■ **What you should do**
Please retype the entries below exactly as they are written.

■ **Input**

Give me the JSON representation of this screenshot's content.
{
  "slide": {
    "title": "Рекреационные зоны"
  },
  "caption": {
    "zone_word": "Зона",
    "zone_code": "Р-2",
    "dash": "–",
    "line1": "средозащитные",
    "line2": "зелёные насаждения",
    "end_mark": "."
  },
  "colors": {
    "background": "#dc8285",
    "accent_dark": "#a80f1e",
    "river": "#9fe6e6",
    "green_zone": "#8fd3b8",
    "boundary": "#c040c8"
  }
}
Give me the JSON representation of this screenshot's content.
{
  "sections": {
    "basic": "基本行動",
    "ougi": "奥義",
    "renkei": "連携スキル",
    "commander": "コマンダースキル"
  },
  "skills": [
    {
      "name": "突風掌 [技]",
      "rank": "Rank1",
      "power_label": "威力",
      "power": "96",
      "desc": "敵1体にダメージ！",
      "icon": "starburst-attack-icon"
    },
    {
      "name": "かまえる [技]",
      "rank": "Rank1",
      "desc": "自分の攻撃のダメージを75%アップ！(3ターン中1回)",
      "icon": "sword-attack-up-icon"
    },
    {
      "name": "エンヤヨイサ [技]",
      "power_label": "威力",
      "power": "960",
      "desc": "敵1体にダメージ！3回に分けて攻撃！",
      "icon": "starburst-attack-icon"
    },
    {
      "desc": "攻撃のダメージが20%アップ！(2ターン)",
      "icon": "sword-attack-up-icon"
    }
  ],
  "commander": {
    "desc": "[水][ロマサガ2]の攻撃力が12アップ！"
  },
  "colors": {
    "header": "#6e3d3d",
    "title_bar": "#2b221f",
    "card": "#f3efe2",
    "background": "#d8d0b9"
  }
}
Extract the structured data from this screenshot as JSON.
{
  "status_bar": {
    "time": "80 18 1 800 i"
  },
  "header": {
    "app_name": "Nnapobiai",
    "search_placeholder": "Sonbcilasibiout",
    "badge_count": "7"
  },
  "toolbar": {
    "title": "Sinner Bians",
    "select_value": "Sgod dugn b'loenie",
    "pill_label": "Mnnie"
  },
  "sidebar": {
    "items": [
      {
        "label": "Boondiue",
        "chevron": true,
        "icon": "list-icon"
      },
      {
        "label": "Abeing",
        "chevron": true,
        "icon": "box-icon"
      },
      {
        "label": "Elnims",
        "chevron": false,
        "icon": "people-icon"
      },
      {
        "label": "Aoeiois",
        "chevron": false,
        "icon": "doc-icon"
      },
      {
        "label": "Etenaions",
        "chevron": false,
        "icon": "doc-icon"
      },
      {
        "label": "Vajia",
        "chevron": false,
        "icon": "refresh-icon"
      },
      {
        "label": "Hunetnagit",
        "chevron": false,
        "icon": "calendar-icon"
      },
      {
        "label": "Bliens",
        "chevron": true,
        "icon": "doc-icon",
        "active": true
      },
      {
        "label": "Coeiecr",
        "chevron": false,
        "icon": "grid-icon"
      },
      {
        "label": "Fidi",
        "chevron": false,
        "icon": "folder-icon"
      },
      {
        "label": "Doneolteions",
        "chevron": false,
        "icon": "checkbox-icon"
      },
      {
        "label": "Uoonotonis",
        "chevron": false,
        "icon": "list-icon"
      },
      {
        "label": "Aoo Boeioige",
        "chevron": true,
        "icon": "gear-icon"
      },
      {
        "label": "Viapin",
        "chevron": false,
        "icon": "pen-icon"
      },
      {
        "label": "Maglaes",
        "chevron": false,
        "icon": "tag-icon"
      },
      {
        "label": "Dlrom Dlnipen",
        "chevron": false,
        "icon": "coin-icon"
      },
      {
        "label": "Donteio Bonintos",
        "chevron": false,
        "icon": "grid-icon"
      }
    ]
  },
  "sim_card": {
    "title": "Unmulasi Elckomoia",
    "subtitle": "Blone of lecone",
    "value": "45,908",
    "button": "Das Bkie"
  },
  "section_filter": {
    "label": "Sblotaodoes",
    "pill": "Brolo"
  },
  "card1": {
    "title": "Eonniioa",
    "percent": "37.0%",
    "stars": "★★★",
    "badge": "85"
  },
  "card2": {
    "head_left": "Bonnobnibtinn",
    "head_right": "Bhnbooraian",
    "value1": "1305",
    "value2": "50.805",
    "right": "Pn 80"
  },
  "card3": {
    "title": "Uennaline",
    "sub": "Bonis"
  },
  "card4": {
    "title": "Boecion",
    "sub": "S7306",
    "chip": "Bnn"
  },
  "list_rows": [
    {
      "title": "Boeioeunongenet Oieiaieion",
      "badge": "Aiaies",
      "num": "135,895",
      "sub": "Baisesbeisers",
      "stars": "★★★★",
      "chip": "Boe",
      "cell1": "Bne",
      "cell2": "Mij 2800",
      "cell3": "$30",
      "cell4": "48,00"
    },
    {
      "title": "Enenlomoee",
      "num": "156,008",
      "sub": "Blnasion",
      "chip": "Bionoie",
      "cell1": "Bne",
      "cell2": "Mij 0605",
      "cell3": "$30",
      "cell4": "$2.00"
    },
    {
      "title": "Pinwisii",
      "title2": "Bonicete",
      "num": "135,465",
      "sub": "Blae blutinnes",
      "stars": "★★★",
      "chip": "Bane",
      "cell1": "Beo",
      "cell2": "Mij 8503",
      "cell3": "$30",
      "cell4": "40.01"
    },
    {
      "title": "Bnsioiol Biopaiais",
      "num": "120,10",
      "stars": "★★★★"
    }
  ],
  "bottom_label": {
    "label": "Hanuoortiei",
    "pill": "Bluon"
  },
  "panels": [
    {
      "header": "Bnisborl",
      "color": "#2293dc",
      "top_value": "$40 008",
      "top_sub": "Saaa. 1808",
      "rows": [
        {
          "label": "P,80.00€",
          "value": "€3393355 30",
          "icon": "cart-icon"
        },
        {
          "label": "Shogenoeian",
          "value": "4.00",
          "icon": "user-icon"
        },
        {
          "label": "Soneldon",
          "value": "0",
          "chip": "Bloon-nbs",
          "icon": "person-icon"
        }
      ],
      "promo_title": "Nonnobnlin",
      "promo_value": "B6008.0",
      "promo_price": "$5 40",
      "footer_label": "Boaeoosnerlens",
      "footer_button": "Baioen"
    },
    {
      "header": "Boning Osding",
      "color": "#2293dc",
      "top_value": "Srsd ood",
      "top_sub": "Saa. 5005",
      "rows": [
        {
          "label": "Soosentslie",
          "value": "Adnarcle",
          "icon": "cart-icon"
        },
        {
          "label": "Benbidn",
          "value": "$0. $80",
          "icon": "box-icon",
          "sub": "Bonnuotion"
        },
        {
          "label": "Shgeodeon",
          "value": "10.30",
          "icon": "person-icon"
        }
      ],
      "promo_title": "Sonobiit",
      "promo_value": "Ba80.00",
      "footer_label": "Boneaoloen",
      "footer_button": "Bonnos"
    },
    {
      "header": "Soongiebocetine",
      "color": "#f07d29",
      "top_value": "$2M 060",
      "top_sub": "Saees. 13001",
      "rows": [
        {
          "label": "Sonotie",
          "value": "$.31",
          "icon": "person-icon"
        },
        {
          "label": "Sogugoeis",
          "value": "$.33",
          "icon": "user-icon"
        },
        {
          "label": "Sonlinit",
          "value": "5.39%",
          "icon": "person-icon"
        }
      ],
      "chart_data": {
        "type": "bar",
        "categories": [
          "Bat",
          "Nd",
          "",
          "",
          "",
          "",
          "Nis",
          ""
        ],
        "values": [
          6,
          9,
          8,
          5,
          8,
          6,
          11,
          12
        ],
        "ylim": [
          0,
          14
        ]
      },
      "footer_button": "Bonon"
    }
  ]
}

■ **Task response**
Give me the JSON representation of this screenshot's content.
{
  "slide": {
    "title": "Рекреационные зоны"
  },
  "caption": {
    "zone_word": "Зона",
    "zone_code": "Р-2",
    "dash": "–",
    "line1": "средозащитные",
    "line2": "зелёные насаждения",
    "end_mark": "."
  },
  "colors": {
    "background": "#dc8285",
    "accent_dark": "#a80f1e",
    "river": "#9fe6e6",
    "green_zone": "#8fd3b8",
    "boundary": "#c040c8"
  }
}
Give me the JSON representation of this screenshot's content.
{
  "sections": {
    "basic": "基本行動",
    "ougi": "奥義",
    "renkei": "連携スキル",
    "commander": "コマンダースキル"
  },
  "skills": [
    {
      "name": "突風掌 [技]",
      "rank": "Rank1",
      "power_label": "威力",
      "power": "96",
      "desc": "敵1体にダメージ！",
      "icon": "starburst-attack-icon"
    },
    {
      "name": "かまえる [技]",
      "rank": "Rank1",
      "desc": "自分の攻撃のダメージを75%アップ！(3ターン中1回)",
      "icon": "sword-attack-up-icon"
    },
    {
      "name": "エンヤヨイサ [技]",
      "power_label": "威力",
      "power": "960",
      "desc": "敵1体にダメージ！3回に分けて攻撃！",
      "icon": "starburst-attack-icon"
    },
    {
      "desc": "攻撃のダメージが20%アップ！(2ターン)",
      "icon": "sword-attack-up-icon"
    }
  ],
  "commander": {
    "desc": "[水][ロマサガ2]の攻撃力が12アップ！"
  },
  "colors": {
    "header": "#6e3d3d",
    "title_bar": "#2b221f",
    "card": "#f3efe2",
    "background": "#d8d0b9"
  }
}
Extract the structured data from this screenshot as JSON.
{
  "status_bar": {
    "time": "80 18 1 800 i"
  },
  "header": {
    "app_name": "Nnapobiai",
    "search_placeholder": "Sonbcilasibiout",
    "badge_count": "7"
  },
  "toolbar": {
    "title": "Sinner Bians",
    "select_value": "Sgod dugn b'loenie",
    "pill_label": "Mnnie"
  },
  "sidebar": {
    "items": [
      {
        "label": "Boondiue",
        "chevron": true,
        "icon": "list-icon"
      },
      {
        "label": "Abeing",
        "chevron": true,
        "icon": "box-icon"
      },
      {
        "label": "Elnims",
        "chevron": false,
        "icon": "people-icon"
      },
      {
        "label": "Aoeiois",
        "chevron": false,
        "icon": "doc-icon"
      },
      {
        "label": "Etenaions",
        "chevron": false,
        "icon": "doc-icon"
      },
      {
        "label": "Vajia",
        "chevron": false,
        "icon": "refresh-icon"
      },
      {
        "label": "Hunetnagit",
        "chevron": false,
        "icon": "calendar-icon"
      },
      {
        "label": "Bliens",
        "chevron": true,
        "icon": "doc-icon",
        "active": true
      },
      {
        "label": "Coeiecr",
        "chevron": false,
        "icon": "grid-icon"
      },
      {
        "label": "Fidi",
        "chevron": false,
        "icon": "folder-icon"
      },
      {
        "label": "Doneolteions",
        "chevron": false,
        "icon": "checkbox-icon"
      },
      {
        "label": "Uoonotonis",
        "chevron": false,
        "icon": "list-icon"
      },
      {
        "label": "Aoo Boeioige",
        "chevron": true,
        "icon": "gear-icon"
      },
      {
        "label": "Viapin",
        "chevron": false,
        "icon": "pen-icon"
      },
      {
        "label": "Maglaes",
        "chevron": false,
        "icon": "tag-icon"
      },
      {
        "label": "Dlrom Dlnipen",
        "chevron": false,
        "icon": "coin-icon"
      },
      {
        "label": "Donteio Bonintos",
        "chevron": false,
        "icon": "grid-icon"
      }
    ]
  },
  "sim_card": {
    "title": "Unmulasi Elckomoia",
    "subtitle": "Blone of lecone",
    "value": "45,908",
    "button": "Das Bkie"
  },
  "section_filter": {
    "label": "Sblotaodoes",
    "pill": "Brolo"
  },
  "card1": {
    "title": "Eonniioa",
    "percent": "37.0%",
    "stars": "★★★",
    "badge": "85"
  },
  "card2": {
    "head_left": "Bonnobnibtinn",
    "head_right": "Bhnbooraian",
    "value1": "1305",
    "value2": "50.805",
    "right": "Pn 80"
  },
  "card3": {
    "title": "Uennaline",
    "sub": "Bonis"
  },
  "card4": {
    "title": "Boecion",
    "sub": "S7306",
    "chip": "Bnn"
  },
  "list_rows": [
    {
      "title": "Boeioeunongenet Oieiaieion",
      "badge": "Aiaies",
      "num": "135,895",
      "sub": "Baisesbeisers",
      "stars": "★★★★",
      "chip": "Boe",
      "cell1": "Bne",
      "cell2": "Mij 2800",
      "cell3": "$30",
      "cell4": "48,00"
    },
    {
      "title": "Enenlomoee",
      "num": "156,008",
      "sub": "Blnasion",
      "chip": "Bionoie",
      "cell1": "Bne",
      "cell2": "Mij 0605",
      "cell3": "$30",
      "cell4": "$2.00"
    },
    {
      "title": "Pinwisii",
      "title2": "Bonicete",
      "num": "135,465",
      "sub": "Blae blutinnes",
      "stars": "★★★",
      "chip": "Bane",
      "cell1": "Beo",
      "cell2": "Mij 8503",
      "cell3": "$30",
      "cell4": "40.01"
    },
    {
      "title": "Bnsioiol Biopaiais",
      "num": "120,10",
      "stars": "★★★★"
    }
  ],
  "bottom_label": {
    "label": "Hanuoortiei",
    "pill": "Bluon"
  },
  "panels": [
    {
      "header": "Bnisborl",
      "color": "#2293dc",
      "top_value": "$40 008",
      "top_sub": "Saaa. 1808",
      "rows": [
        {
          "label": "P,80.00€",
          "value": "€3393355 30",
          "icon": "cart-icon"
        },
        {
          "label": "Shogenoeian",
          "value": "4.00",
          "icon": "user-icon"
        },
        {
          "label": "Soneldon",
          "value": "0",
          "chip": "Bloon-nbs",
          "icon": "person-icon"
        }
      ],
      "promo_title": "Nonnobnlin",
      "promo_value": "B6008.0",
      "promo_price": "$5 40",
      "footer_label": "Boaeoosnerlens",
      "footer_button": "Baioen"
    },
    {
      "header": "Boning Osding",
      "color": "#2293dc",
      "top_value": "Srsd ood",
      "top_sub": "Saa. 5005",
      "rows": [
        {
          "label": "Soosentslie",
          "value": "Adnarcle",
          "icon": "cart-icon"
        },
        {
          "label": "Benbidn",
          "value": "$0. $80",
          "icon": "box-icon",
          "sub": "Bonnuotion"
        },
        {
          "label": "Shgeodeon",
          "value": "10.30",
          "icon": "person-icon"
        }
      ],
      "promo_title": "Sonobiit",
      "promo_value": "Ba80.00",
      "footer_label": "Boneaoloen",
      "footer_button": "Bonnos"
    },
    {
      "header": "Soongiebocetine",
      "color": "#f07d29",
      "top_value": "$2M 060",
      "top_sub": "Saees. 13001",
      "rows": [
        {
          "label": "Sonotie",
          "value": "$.31",
          "icon": "person-icon"
        },
        {
          "label": "Sogugoeis",
          "value": "$.33",
          "icon": "user-icon"
        },
        {
          "label": "Sonlinit",
          "value": "5.39%",
          "icon": "person-icon"
        }
      ],
      "chart_data": {
        "type": "bar",
        "categories": [
          "Bat",
          "Nd",
          "",
          "",
          "",
          "",
          "Nis",
          ""
        ],
        "values": [
          6,
          9,
          8,
          5,
          8,
          6,
          11,
          12
        ],
        "ylim": [
          0,
          14
        ]
      },
      "footer_button": "Bonon"
    }
  ]
}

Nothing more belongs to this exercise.